START Given records

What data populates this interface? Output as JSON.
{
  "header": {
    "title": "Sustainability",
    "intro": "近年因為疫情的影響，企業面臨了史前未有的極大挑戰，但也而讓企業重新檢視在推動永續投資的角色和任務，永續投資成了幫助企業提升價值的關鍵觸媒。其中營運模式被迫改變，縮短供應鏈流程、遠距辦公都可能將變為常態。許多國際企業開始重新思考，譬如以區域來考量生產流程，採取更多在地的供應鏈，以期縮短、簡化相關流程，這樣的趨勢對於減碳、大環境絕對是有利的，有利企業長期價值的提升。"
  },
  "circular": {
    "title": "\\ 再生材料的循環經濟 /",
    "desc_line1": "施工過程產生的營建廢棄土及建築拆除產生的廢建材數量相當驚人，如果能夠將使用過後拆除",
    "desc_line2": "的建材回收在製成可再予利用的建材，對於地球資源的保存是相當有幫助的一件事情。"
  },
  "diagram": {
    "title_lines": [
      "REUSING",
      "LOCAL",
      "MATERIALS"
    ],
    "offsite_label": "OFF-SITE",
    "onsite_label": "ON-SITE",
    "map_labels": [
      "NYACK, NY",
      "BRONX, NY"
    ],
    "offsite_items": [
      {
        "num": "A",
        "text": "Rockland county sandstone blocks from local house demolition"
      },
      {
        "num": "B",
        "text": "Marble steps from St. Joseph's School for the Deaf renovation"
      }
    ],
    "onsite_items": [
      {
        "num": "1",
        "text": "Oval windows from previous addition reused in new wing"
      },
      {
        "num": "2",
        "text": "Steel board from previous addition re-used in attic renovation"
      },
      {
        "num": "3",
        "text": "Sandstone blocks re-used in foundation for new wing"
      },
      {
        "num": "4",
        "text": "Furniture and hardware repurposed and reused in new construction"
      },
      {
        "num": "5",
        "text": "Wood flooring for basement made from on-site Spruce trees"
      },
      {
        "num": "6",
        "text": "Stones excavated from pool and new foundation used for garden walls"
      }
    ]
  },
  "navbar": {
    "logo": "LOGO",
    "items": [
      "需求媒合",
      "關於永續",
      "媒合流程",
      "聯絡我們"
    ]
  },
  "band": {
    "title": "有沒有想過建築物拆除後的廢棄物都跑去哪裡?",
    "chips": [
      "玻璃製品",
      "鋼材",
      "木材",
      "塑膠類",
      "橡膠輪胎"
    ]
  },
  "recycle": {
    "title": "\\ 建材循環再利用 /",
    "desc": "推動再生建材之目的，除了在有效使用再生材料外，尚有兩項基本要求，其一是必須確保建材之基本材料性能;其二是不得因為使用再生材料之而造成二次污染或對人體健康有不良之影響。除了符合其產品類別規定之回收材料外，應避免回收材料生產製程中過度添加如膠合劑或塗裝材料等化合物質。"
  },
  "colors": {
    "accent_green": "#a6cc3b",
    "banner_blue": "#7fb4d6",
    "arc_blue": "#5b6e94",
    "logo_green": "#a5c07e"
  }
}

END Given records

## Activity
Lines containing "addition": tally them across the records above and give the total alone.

## Result of the task
2